> **What you will do**:
Say how many lines of the material include "menu". Give the number without any other text.

> **Provided data**:

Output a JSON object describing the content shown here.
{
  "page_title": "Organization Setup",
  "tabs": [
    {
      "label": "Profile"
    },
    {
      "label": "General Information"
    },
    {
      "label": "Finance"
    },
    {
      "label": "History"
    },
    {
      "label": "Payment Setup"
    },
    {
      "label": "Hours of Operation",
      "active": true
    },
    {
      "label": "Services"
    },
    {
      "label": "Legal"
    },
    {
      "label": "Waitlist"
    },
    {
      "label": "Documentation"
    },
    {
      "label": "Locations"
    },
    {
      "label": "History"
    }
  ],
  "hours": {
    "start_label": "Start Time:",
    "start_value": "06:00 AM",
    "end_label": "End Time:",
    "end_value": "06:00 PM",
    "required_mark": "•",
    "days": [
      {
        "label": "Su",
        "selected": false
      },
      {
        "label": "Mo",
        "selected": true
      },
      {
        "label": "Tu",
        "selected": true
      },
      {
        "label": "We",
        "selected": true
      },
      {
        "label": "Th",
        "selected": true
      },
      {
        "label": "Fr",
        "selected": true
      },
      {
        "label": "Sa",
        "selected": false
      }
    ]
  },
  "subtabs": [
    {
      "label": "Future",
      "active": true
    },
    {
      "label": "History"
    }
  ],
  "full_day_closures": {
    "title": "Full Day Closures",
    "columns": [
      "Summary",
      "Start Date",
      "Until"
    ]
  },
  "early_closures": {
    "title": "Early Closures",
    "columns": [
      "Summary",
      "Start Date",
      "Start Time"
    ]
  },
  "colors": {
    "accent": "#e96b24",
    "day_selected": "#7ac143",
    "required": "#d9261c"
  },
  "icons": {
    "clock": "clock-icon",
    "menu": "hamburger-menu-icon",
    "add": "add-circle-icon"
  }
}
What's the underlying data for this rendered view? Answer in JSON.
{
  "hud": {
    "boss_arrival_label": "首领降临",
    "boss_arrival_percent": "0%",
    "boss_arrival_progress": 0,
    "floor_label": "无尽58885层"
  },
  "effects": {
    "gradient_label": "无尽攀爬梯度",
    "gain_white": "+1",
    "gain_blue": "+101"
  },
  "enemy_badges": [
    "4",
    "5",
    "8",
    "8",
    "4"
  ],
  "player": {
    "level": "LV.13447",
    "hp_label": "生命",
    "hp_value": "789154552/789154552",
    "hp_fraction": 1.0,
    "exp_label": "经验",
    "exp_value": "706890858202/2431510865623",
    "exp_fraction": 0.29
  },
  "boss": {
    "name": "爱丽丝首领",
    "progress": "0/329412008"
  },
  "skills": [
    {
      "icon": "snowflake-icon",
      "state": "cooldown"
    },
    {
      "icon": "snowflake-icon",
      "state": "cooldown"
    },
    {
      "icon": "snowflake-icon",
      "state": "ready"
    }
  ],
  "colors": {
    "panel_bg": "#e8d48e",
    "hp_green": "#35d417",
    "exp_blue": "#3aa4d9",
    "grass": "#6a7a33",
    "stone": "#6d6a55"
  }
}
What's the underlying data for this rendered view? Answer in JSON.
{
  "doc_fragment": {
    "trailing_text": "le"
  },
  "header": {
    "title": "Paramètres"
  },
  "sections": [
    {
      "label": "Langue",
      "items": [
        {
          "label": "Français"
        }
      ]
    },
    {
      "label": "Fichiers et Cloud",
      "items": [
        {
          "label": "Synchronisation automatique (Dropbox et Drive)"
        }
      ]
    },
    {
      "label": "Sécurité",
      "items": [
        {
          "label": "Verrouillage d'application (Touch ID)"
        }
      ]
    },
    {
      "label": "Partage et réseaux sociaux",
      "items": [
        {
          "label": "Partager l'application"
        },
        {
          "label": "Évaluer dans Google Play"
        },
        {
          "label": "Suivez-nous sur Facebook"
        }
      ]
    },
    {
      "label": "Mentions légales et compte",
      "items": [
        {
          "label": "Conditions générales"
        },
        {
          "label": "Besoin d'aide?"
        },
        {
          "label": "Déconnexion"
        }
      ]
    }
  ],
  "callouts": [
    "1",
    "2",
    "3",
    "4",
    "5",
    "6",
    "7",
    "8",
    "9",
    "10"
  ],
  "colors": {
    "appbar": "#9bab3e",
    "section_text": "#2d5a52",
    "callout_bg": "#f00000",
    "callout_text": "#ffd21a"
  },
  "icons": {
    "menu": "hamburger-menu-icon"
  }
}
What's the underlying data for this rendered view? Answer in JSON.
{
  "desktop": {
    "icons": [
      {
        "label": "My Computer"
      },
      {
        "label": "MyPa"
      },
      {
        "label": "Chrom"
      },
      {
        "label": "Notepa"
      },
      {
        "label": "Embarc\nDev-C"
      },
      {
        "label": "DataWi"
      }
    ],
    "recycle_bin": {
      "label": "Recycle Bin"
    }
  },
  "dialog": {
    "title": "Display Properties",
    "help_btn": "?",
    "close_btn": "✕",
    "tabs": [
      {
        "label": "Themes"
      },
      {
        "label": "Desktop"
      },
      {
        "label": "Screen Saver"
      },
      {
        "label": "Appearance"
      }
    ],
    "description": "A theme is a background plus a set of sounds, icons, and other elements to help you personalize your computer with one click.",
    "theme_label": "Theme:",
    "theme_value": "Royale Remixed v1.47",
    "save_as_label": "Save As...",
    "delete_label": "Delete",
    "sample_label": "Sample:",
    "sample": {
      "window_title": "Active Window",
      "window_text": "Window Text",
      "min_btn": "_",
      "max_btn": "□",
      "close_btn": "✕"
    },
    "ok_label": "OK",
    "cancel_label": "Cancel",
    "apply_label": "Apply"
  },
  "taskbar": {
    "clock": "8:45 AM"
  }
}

> **Written solution**:
2